Stored data:

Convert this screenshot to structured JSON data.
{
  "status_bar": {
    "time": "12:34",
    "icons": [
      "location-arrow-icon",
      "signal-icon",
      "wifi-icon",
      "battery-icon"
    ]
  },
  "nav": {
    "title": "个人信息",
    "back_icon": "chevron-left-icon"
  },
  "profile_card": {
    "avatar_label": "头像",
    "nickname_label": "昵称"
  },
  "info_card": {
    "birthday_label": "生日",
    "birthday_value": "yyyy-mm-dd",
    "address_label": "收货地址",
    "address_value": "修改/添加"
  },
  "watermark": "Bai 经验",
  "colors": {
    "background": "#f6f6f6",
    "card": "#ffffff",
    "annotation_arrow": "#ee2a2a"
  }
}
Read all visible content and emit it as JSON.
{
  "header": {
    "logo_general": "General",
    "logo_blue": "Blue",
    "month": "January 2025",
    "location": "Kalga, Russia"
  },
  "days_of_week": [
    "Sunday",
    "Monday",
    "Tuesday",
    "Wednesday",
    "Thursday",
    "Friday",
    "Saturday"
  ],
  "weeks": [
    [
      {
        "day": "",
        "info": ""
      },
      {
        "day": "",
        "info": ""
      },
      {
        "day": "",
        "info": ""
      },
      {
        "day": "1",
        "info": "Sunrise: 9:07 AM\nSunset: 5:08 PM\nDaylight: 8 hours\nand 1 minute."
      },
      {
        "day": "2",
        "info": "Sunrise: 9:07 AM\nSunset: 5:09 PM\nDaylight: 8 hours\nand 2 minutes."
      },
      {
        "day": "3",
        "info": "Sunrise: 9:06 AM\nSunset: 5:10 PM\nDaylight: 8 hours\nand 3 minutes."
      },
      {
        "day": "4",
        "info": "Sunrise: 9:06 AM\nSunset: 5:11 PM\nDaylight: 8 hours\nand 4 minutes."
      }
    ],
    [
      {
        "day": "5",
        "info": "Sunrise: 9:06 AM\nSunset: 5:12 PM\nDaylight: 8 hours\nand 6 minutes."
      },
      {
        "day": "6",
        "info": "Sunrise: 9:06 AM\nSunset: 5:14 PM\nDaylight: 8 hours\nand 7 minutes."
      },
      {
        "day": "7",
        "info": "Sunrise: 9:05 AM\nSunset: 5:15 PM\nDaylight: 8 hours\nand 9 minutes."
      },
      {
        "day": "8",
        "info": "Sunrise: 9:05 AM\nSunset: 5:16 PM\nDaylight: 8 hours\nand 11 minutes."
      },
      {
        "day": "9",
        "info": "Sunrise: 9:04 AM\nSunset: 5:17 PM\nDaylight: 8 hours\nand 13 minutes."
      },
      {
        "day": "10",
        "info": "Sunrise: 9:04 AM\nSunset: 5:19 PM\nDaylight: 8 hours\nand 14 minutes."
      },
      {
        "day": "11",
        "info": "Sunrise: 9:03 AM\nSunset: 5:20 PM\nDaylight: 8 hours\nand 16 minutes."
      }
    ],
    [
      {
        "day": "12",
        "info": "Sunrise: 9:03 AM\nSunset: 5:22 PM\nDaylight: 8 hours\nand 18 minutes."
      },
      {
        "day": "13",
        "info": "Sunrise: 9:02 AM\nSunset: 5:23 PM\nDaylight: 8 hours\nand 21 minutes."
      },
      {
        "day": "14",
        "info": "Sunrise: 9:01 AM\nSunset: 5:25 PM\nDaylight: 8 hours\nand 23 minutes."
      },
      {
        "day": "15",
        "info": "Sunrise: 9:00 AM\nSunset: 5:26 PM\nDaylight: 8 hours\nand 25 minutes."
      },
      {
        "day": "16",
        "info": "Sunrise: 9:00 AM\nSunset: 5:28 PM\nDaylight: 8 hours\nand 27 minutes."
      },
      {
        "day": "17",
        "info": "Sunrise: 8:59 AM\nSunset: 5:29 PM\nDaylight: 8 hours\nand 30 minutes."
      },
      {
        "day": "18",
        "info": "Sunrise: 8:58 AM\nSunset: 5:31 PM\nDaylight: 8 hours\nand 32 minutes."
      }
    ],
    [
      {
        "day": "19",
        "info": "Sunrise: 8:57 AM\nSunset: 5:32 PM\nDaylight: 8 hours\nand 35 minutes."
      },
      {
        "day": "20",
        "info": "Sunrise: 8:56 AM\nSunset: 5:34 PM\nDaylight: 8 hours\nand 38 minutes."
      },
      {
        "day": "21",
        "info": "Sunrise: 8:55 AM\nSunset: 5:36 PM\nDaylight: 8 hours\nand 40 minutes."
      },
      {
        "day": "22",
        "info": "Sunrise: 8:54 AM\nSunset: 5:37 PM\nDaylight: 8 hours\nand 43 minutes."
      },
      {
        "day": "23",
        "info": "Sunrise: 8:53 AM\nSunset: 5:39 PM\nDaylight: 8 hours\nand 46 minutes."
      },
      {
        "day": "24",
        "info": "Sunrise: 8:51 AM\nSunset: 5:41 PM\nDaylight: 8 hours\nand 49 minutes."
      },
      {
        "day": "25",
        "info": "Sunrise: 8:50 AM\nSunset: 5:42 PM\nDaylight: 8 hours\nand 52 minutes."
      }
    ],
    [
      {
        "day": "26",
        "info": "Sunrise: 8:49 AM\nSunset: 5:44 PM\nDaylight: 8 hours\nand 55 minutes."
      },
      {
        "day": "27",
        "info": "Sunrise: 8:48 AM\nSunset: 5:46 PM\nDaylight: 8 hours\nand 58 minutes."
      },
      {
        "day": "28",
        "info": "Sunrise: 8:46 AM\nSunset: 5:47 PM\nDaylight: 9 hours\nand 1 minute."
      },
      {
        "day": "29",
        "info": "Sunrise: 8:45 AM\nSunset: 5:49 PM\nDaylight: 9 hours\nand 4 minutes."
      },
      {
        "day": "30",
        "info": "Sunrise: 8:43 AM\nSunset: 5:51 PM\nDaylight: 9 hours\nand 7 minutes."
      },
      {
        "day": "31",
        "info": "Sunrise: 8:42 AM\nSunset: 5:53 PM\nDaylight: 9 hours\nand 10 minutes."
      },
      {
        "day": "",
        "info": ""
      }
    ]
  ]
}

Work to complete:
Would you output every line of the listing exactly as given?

Expected answer:
Convert this screenshot to structured JSON data.
{
  "status_bar": {
    "time": "12:34",
    "icons": [
      "location-arrow-icon",
      "signal-icon",
      "wifi-icon",
      "battery-icon"
    ]
  },
  "nav": {
    "title": "个人信息",
    "back_icon": "chevron-left-icon"
  },
  "profile_card": {
    "avatar_label": "头像",
    "nickname_label": "昵称"
  },
  "info_card": {
    "birthday_label": "生日",
    "birthday_value": "yyyy-mm-dd",
    "address_label": "收货地址",
    "address_value": "修改/添加"
  },
  "watermark": "Bai 经验",
  "colors": {
    "background": "#f6f6f6",
    "card": "#ffffff",
    "annotation_arrow": "#ee2a2a"
  }
}
Read all visible content and emit it as JSON.
{
  "header": {
    "logo_general": "General",
    "logo_blue": "Blue",
    "month": "January 2025",
    "location": "Kalga, Russia"
  },
  "days_of_week": [
    "Sunday",
    "Monday",
    "Tuesday",
    "Wednesday",
    "Thursday",
    "Friday",
    "Saturday"
  ],
  "weeks": [
    [
      {
        "day": "",
        "info": ""
      },
      {
        "day": "",
        "info": ""
      },
      {
        "day": "",
        "info": ""
      },
      {
        "day": "1",
        "info": "Sunrise: 9:07 AM\nSunset: 5:08 PM\nDaylight: 8 hours\nand 1 minute."
      },
      {
        "day": "2",
        "info": "Sunrise: 9:07 AM\nSunset: 5:09 PM\nDaylight: 8 hours\nand 2 minutes."
      },
      {
        "day": "3",
        "info": "Sunrise: 9:06 AM\nSunset: 5:10 PM\nDaylight: 8 hours\nand 3 minutes."
      },
      {
        "day": "4",
        "info": "Sunrise: 9:06 AM\nSunset: 5:11 PM\nDaylight: 8 hours\nand 4 minutes."
      }
    ],
    [
      {
        "day": "5",
        "info": "Sunrise: 9:06 AM\nSunset: 5:12 PM\nDaylight: 8 hours\nand 6 minutes."
      },
      {
        "day": "6",
        "info": "Sunrise: 9:06 AM\nSunset: 5:14 PM\nDaylight: 8 hours\nand 7 minutes."
      },
      {
        "day": "7",
        "info": "Sunrise: 9:05 AM\nSunset: 5:15 PM\nDaylight: 8 hours\nand 9 minutes."
      },
      {
        "day": "8",
        "info": "Sunrise: 9:05 AM\nSunset: 5:16 PM\nDaylight: 8 hours\nand 11 minutes."
      },
      {
        "day": "9",
        "info": "Sunrise: 9:04 AM\nSunset: 5:17 PM\nDaylight: 8 hours\nand 13 minutes."
      },
      {
        "day": "10",
        "info": "Sunrise: 9:04 AM\nSunset: 5:19 PM\nDaylight: 8 hours\nand 14 minutes."
      },
      {
        "day": "11",
        "info": "Sunrise: 9:03 AM\nSunset: 5:20 PM\nDaylight: 8 hours\nand 16 minutes."
      }
    ],
    [
      {
        "day": "12",
        "info": "Sunrise: 9:03 AM\nSunset: 5:22 PM\nDaylight: 8 hours\nand 18 minutes."
      },
      {
        "day": "13",
        "info": "Sunrise: 9:02 AM\nSunset: 5:23 PM\nDaylight: 8 hours\nand 21 minutes."
      },
      {
        "day": "14",
        "info": "Sunrise: 9:01 AM\nSunset: 5:25 PM\nDaylight: 8 hours\nand 23 minutes."
      },
      {
        "day": "15",
        "info": "Sunrise: 9:00 AM\nSunset: 5:26 PM\nDaylight: 8 hours\nand 25 minutes."
      },
      {
        "day": "16",
        "info": "Sunrise: 9:00 AM\nSunset: 5:28 PM\nDaylight: 8 hours\nand 27 minutes."
      },
      {
        "day": "17",
        "info": "Sunrise: 8:59 AM\nSunset: 5:29 PM\nDaylight: 8 hours\nand 30 minutes."
      },
      {
        "day": "18",
        "info": "Sunrise: 8:58 AM\nSunset: 5:31 PM\nDaylight: 8 hours\nand 32 minutes."
      }
    ],
    [
      {
        "day": "19",
        "info": "Sunrise: 8:57 AM\nSunset: 5:32 PM\nDaylight: 8 hours\nand 35 minutes."
      },
      {
        "day": "20",
        "info": "Sunrise: 8:56 AM\nSunset: 5:34 PM\nDaylight: 8 hours\nand 38 minutes."
      },
      {
        "day": "21",
        "info": "Sunrise: 8:55 AM\nSunset: 5:36 PM\nDaylight: 8 hours\nand 40 minutes."
      },
      {
        "day": "22",
        "info": "Sunrise: 8:54 AM\nSunset: 5:37 PM\nDaylight: 8 hours\nand 43 minutes."
      },
      {
        "day": "23",
        "info": "Sunrise: 8:53 AM\nSunset: 5:39 PM\nDaylight: 8 hours\nand 46 minutes."
      },
      {
        "day": "24",
        "info": "Sunrise: 8:51 AM\nSunset: 5:41 PM\nDaylight: 8 hours\nand 49 minutes."
      },
      {
        "day": "25",
        "info": "Sunrise: 8:50 AM\nSunset: 5:42 PM\nDaylight: 8 hours\nand 52 minutes."
      }
    ],
    [
      {
        "day": "26",
        "info": "Sunrise: 8:49 AM\nSunset: 5:44 PM\nDaylight: 8 hours\nand 55 minutes."
      },
      {
        "day": "27",
        "info": "Sunrise: 8:48 AM\nSunset: 5:46 PM\nDaylight: 8 hours\nand 58 minutes."
      },
      {
        "day": "28",
        "info": "Sunrise: 8:46 AM\nSunset: 5:47 PM\nDaylight: 9 hours\nand 1 minute."
      },
      {
        "day": "29",
        "info": "Sunrise: 8:45 AM\nSunset: 5:49 PM\nDaylight: 9 hours\nand 4 minutes."
      },
      {
        "day": "30",
        "info": "Sunrise: 8:43 AM\nSunset: 5:51 PM\nDaylight: 9 hours\nand 7 minutes."
      },
      {
        "day": "31",
        "info": "Sunrise: 8:42 AM\nSunset: 5:53 PM\nDaylight: 9 hours\nand 10 minutes."
      },
      {
        "day": "",
        "info": ""
      }
    ]
  ]
}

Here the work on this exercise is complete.